_Exercise aim_
Pull out every line below containing the word "view".

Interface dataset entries
━━━
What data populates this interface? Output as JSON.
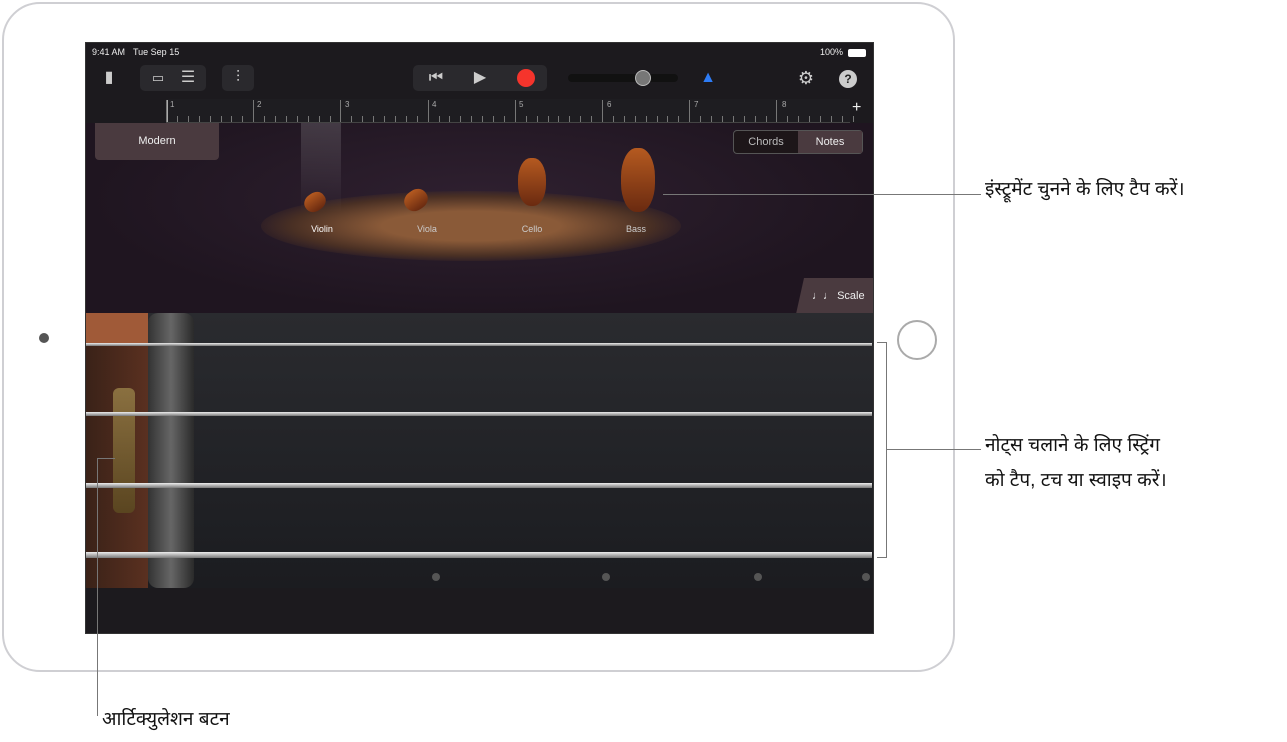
{
  "status": {
    "time": "9:41 AM",
    "date": "Tue Sep 15",
    "battery": "100%"
  },
  "toolbar": {
    "icons": [
      "document-icon",
      "track-view-icon",
      "list-view-icon",
      "mixer-icon",
      "rewind-icon",
      "play-icon",
      "record-icon",
      "volume-slider",
      "metronome-icon",
      "settings-icon",
      "help-icon"
    ],
    "help": "?",
    "add": "+",
    "record_color": "#f5342c",
    "metronome_color": "#2d7cf6"
  },
  "ruler": {
    "bars": [
      "1",
      "2",
      "3",
      "4",
      "5",
      "6",
      "7",
      "8"
    ]
  },
  "preset": "Modern",
  "mode": {
    "chords": "Chords",
    "notes": "Notes",
    "selected": "Notes"
  },
  "instruments": [
    {
      "label": "Violin",
      "selected": true
    },
    {
      "label": "Viola"
    },
    {
      "label": "Cello"
    },
    {
      "label": "Bass"
    }
  ],
  "scale_button": "Scale",
  "callouts": {
    "instrument": "इंस्ट्रूमेंट चुनने के लिए टैप करें।",
    "strings_line1": "नोट्स चलाने के लिए स्ट्रिंग",
    "strings_line2": "को टैप, टच या स्वाइप करें।",
    "articulation": "आर्टिक्युलेशन बटन"
  }
}
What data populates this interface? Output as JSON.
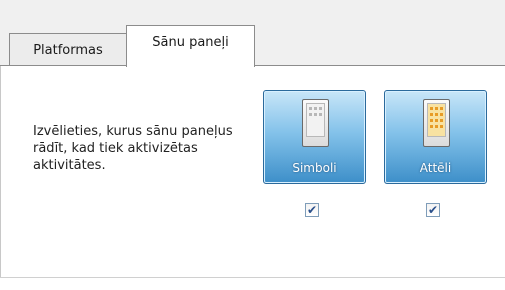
{
  "tabs": [
    {
      "label": "Platformas",
      "active": false
    },
    {
      "label": "Sānu paneļi",
      "active": true
    }
  ],
  "description": "Izvēlieties, kurus sānu paneļus rādīt, kad tiek aktivizētas aktivitātes.",
  "options": [
    {
      "label": "Simboli",
      "checked": true,
      "check_glyph": "✔",
      "icon": "device-symbols-icon"
    },
    {
      "label": "Attēli",
      "checked": true,
      "check_glyph": "✔",
      "icon": "device-images-icon"
    }
  ],
  "colors": {
    "button_top": "#c8e6f8",
    "button_bottom": "#3d8fc9",
    "image_accent": "#e79b26"
  }
}
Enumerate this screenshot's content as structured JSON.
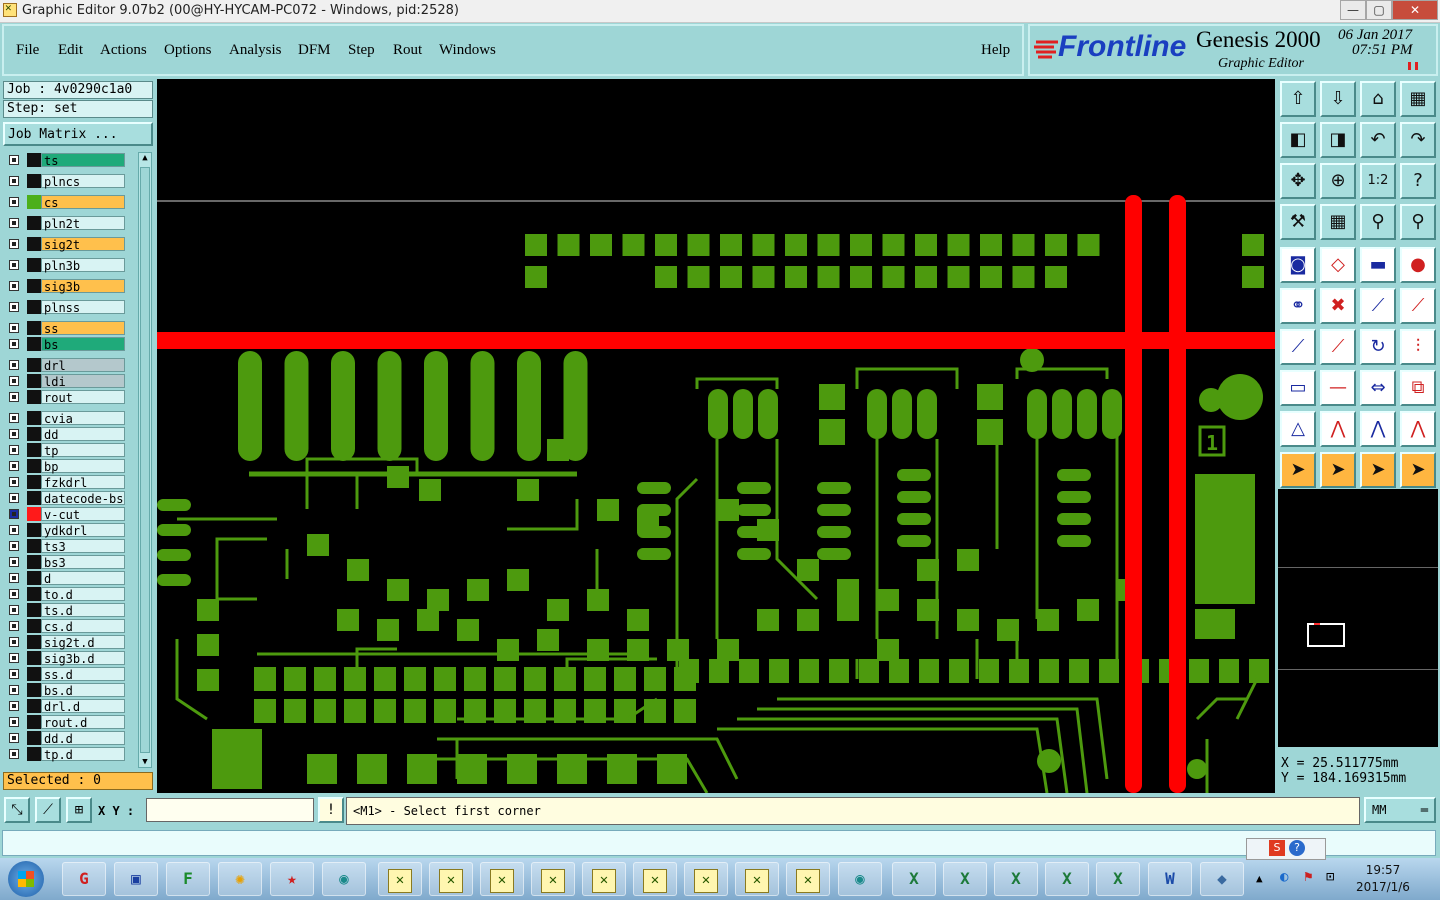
{
  "window": {
    "title": "Graphic Editor 9.07b2 (00@HY-HYCAM-PC072 - Windows, pid:2528)",
    "controls": [
      "—",
      "▢",
      "✕"
    ]
  },
  "menu": {
    "items": [
      "File",
      "Edit",
      "Actions",
      "Options",
      "Analysis",
      "DFM",
      "Step",
      "Rout",
      "Windows"
    ],
    "help": "Help"
  },
  "brand": {
    "logo": "Frontline",
    "product": "Genesis 2000",
    "module": "Graphic Editor",
    "date": "06 Jan 2017",
    "time": "07:51 PM"
  },
  "job": {
    "job_label": "Job : 4v0290c1a0",
    "step_label": "Step: set",
    "matrix_button": "Job Matrix ..."
  },
  "layers": [
    {
      "name": "ts",
      "color": "#1faa7a",
      "swatch": "#111"
    },
    {
      "name": "plncs",
      "color": "#d8f3f3",
      "swatch": "#111"
    },
    {
      "name": "cs",
      "color": "#ffc04c",
      "swatch": "#4caf1a"
    },
    {
      "name": "pln2t",
      "color": "#d8f3f3",
      "swatch": "#111"
    },
    {
      "name": "sig2t",
      "color": "#ffc04c",
      "swatch": "#111"
    },
    {
      "name": "pln3b",
      "color": "#d8f3f3",
      "swatch": "#111"
    },
    {
      "name": "sig3b",
      "color": "#ffc04c",
      "swatch": "#111"
    },
    {
      "name": "plnss",
      "color": "#d8f3f3",
      "swatch": "#111"
    },
    {
      "name": "ss",
      "color": "#ffc04c",
      "swatch": "#111"
    },
    {
      "name": "bs",
      "color": "#1faa7a",
      "swatch": "#111"
    },
    {
      "name": "drl",
      "color": "#b4c8cc",
      "swatch": "#111"
    },
    {
      "name": "ldi",
      "color": "#b4c8cc",
      "swatch": "#111"
    },
    {
      "name": "rout",
      "color": "#d8f3f3",
      "swatch": "#111"
    },
    {
      "name": "cvia",
      "color": "#d8f3f3",
      "swatch": "#111"
    },
    {
      "name": "dd",
      "color": "#d8f3f3",
      "swatch": "#111"
    },
    {
      "name": "tp",
      "color": "#d8f3f3",
      "swatch": "#111"
    },
    {
      "name": "bp",
      "color": "#d8f3f3",
      "swatch": "#111"
    },
    {
      "name": "fzkdrl",
      "color": "#d8f3f3",
      "swatch": "#111"
    },
    {
      "name": "datecode-bs",
      "color": "#d8f3f3",
      "swatch": "#111"
    },
    {
      "name": "v-cut",
      "color": "#d8f3f3",
      "swatch": "#ff1a1a",
      "active": true
    },
    {
      "name": "ydkdrl",
      "color": "#d8f3f3",
      "swatch": "#111"
    },
    {
      "name": "ts3",
      "color": "#d8f3f3",
      "swatch": "#111"
    },
    {
      "name": "bs3",
      "color": "#d8f3f3",
      "swatch": "#111"
    },
    {
      "name": "d",
      "color": "#d8f3f3",
      "swatch": "#111"
    },
    {
      "name": "to.d",
      "color": "#d8f3f3",
      "swatch": "#111"
    },
    {
      "name": "ts.d",
      "color": "#d8f3f3",
      "swatch": "#111"
    },
    {
      "name": "cs.d",
      "color": "#d8f3f3",
      "swatch": "#111"
    },
    {
      "name": "sig2t.d",
      "color": "#d8f3f3",
      "swatch": "#111"
    },
    {
      "name": "sig3b.d",
      "color": "#d8f3f3",
      "swatch": "#111"
    },
    {
      "name": "ss.d",
      "color": "#d8f3f3",
      "swatch": "#111"
    },
    {
      "name": "bs.d",
      "color": "#d8f3f3",
      "swatch": "#111"
    },
    {
      "name": "drl.d",
      "color": "#d8f3f3",
      "swatch": "#111"
    },
    {
      "name": "rout.d",
      "color": "#d8f3f3",
      "swatch": "#111"
    },
    {
      "name": "dd.d",
      "color": "#d8f3f3",
      "swatch": "#111"
    },
    {
      "name": "tp.d",
      "color": "#d8f3f3",
      "swatch": "#111"
    }
  ],
  "selected": "Selected : 0",
  "canvas": {
    "trace_color": "#4d9a0e",
    "vcut_color": "#ff0000",
    "pad_label": "1"
  },
  "toolbar": {
    "icons": [
      "window-up-icon",
      "window-down-icon",
      "home-icon",
      "view-panel-icon",
      "pan-left-icon",
      "pan-right-icon",
      "undo-view-icon",
      "redo-view-icon",
      "zoom-fit-icon",
      "zoom-center-icon",
      "scale-1-2-icon",
      "help-query-icon",
      "tools-icon",
      "grid-icon",
      "snap-icon",
      "snap-layer-icon",
      "fill-pad-icon",
      "shape-edit-icon",
      "ruler-icon",
      "dot-icon",
      "connect-icon",
      "cross-icon",
      "line-point-icon",
      "line-point2-icon",
      "draw-line-icon",
      "measure-icon",
      "rotate-icon",
      "text-icon",
      "move-icon",
      "delete-icon",
      "resize-icon",
      "copy-icon",
      "triangle-icon",
      "arch-icon",
      "arch-up-icon",
      "arch-down-icon",
      "select-arrow-icon",
      "select-box-icon",
      "select-circle-icon",
      "select-route-icon"
    ]
  },
  "coords": {
    "x": "X = 25.511775mm",
    "y": "Y = 184.169315mm"
  },
  "bottom": {
    "xy_label": "X Y :",
    "xy_value": "",
    "prompt": "<M1> - Select first corner",
    "units": "MM"
  },
  "taskbar": {
    "time": "19:57",
    "date": "2017/1/6"
  }
}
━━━
_Answer area_
      "track-view-icon",
      "list-view-icon",
      "view-panel-icon",
      "undo-view-icon",
      "redo-view-icon",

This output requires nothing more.